  • Competition is fierce in the video call app space — which is good news for consumers
    • Zoom has been criticized for privacy and security flaws. Because there are many other video call app options out there, Zoom acted quickly to address concerns. This isn’t something we necessarily see with companies like Facebook, which don’t have a true competitor
    • When one company adds a feature that users really like, other companies are quick to follow. For example, Zoom and Google Hangouts popularized one-click links to get into meetings, and Skype recently added the feature. And just last week Facebook added Messenger Rooms, which allows up to 50 people to chat at once in Messenger for as long as they want
  • All apps use some form of encryption, but not all encryption is equal

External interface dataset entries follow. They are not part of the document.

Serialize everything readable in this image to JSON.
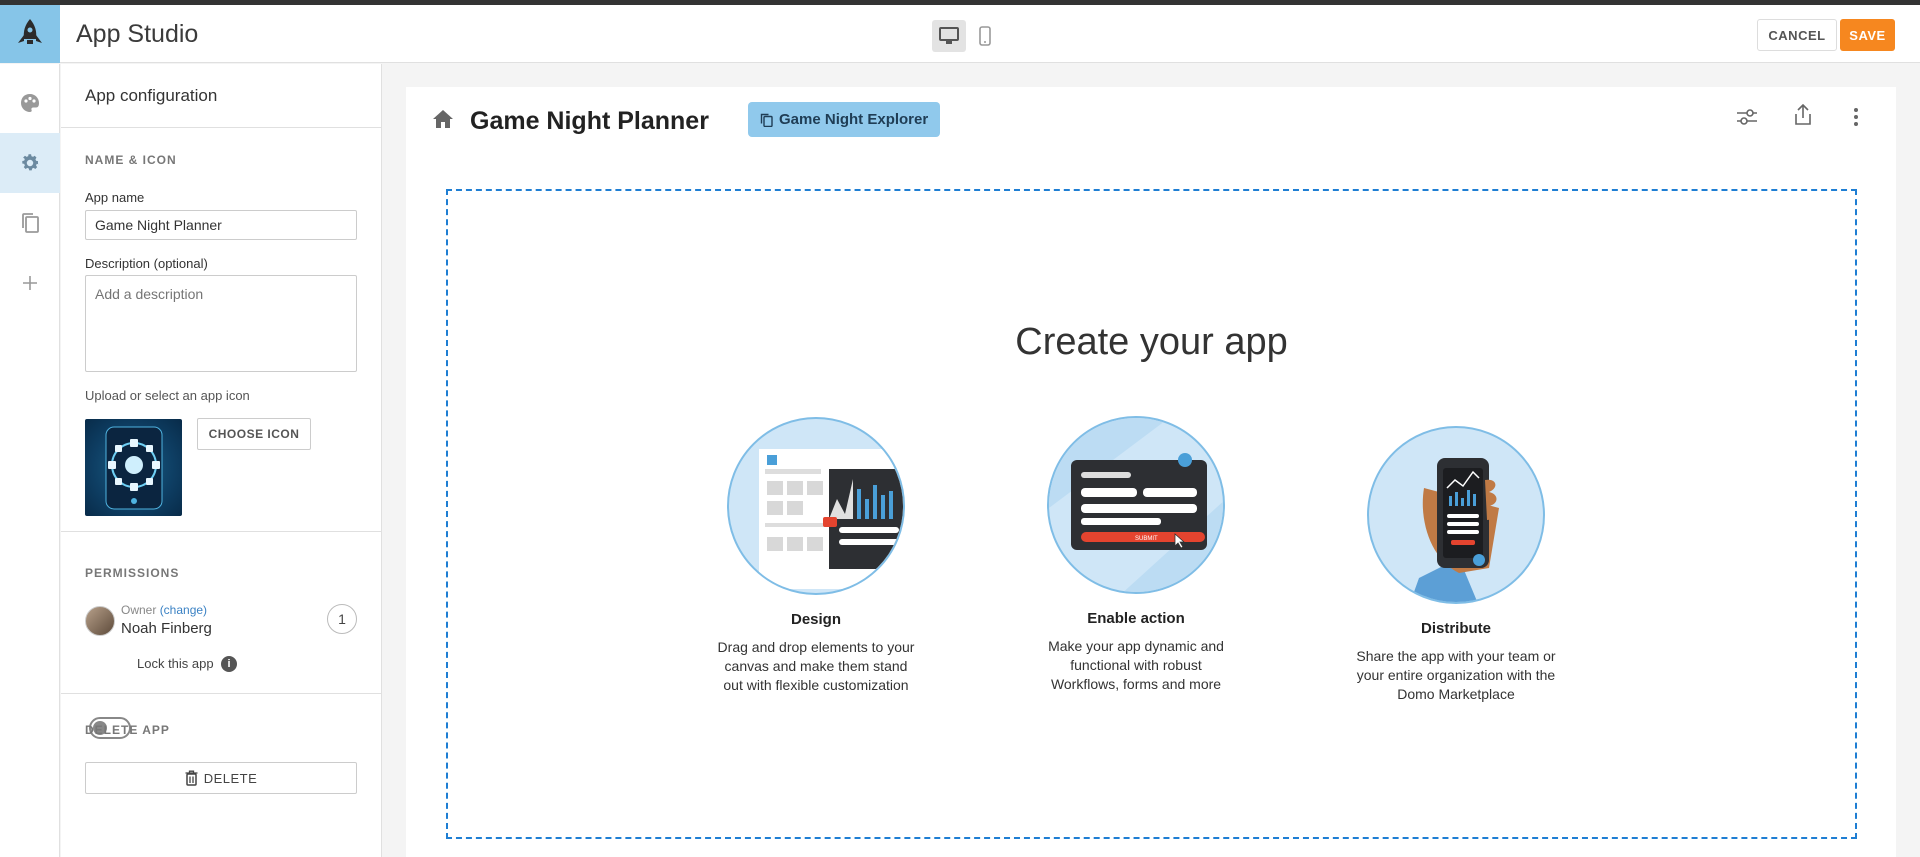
{
  "header": {
    "app_title": "App Studio",
    "cancel_label": "CANCEL",
    "save_label": "SAVE",
    "accent": "#f6871f"
  },
  "rail": {
    "items": [
      {
        "icon": "palette-icon"
      },
      {
        "icon": "gear-icon",
        "active": true
      },
      {
        "icon": "copy-pages-icon"
      },
      {
        "icon": "plus-icon"
      }
    ]
  },
  "config": {
    "title": "App configuration",
    "name_icon_section": "NAME & ICON",
    "app_name_label": "App name",
    "app_name_value": "Game Night Planner",
    "description_label": "Description (optional)",
    "description_placeholder": "Add a description",
    "upload_label": "Upload or select an app icon",
    "choose_icon_label": "CHOOSE ICON",
    "permissions_section": "PERMISSIONS",
    "owner_label": "Owner",
    "owner_change": "(change)",
    "owner_name": "Noah Finberg",
    "owner_count": "1",
    "lock_label": "Lock this app",
    "lock_on": false,
    "delete_section": "DELETE APP",
    "delete_label": "DELETE"
  },
  "canvas": {
    "page_title": "Game Night Planner",
    "chip_label": "Game Night Explorer",
    "create_title": "Create your app",
    "features": [
      {
        "title": "Design",
        "desc": "Drag and drop elements to your canvas and make them stand out with flexible customization"
      },
      {
        "title": "Enable action",
        "desc": "Make your app dynamic and functional with robust Workflows, forms and more"
      },
      {
        "title": "Distribute",
        "desc": "Share the app with your team or your entire organization with the Domo Marketplace"
      }
    ]
  }
}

    • All the video call apps in our guide offer some form of encryption. But not all apps use the holy grail: end-to-end encryption. End-to-end encryption means only those who are part of the call can access the call’s content. No one can listen in, not even the company. Other apps use client-to-server encryption, similar to what your browser does for HTTPS web sites. As your data moves from one point to another, it’s unreadable. Though unlike end-to-end encryption, once your data lands on a company’s servers, it then becomes readable
  • Video call apps targeting businesses have a different set of features than video call apps targeting everyday use
    • This may seem obvious. But it’s important. Video call apps like FaceTime, Google Duo, Signal, and Houseparty have a very different set of video chat features and ease of use than business-oriented apps such as Zoom, BlueJeans, GoToMeeting, Microsoft Teams, and Cisco Webex. Consumers who want something simple may want to skip the B2B apps. Business users who want a fuller set of features and have money to pay may look to business-focused apps
  • There is a diverse range of risks
    • Facebook doesn’t use the content of your messages for ad targeting. But it does collect a lot of other personal information. It collects name, email, location, geolocations on photos you upload, information about your contacts, information about you other people might share, and even any information it can gather about you when you use the camera feature. Facebook says it can use all this personal information to target you with ads. It also shares information with a large number of third-party partners including advertisers, vendors, academic researchers, and analytic services
    • WhatsApp is solid for video chat, and gets bonus points for using end-to-end encryption on users’ messages and calls. However, it is sullied by an overwhelming amount of misinformation on the platform. Especially during this global pandemic, conspiracies and fake news are being spread across WhatsApp
    • Houseparty is admittedly more fun than some others on our list, but it comes with its own problems. Houseparty appears to be a personal data vacuum (though kudos to their privacy policy for being easy to read to tell you that)
    • Discord collects more information than we’re comfortable with. For example, it collects information on your contacts if you link your social media accounts. And then there’s the toxicity: dig deep enough and you’ll find some pretty troubling corners of Discord that are known for misogyny, racial harrassment, and human trafficking
  • Good news: Many apps provide admirable privacy and security features
    • All apps with a built-in recording feature alert participants when recording occurs
    • On most apps, hosts have the ability to set rules, like who can unmute and who can share their screen — meaning accidents and trolls can quickly be dealt with
    • The two open-source apps in the guide — Jitsi Meet and Signal — have strong privacy protections
Ashley Boyd

Ashley Boyd

*Privacidad no incluida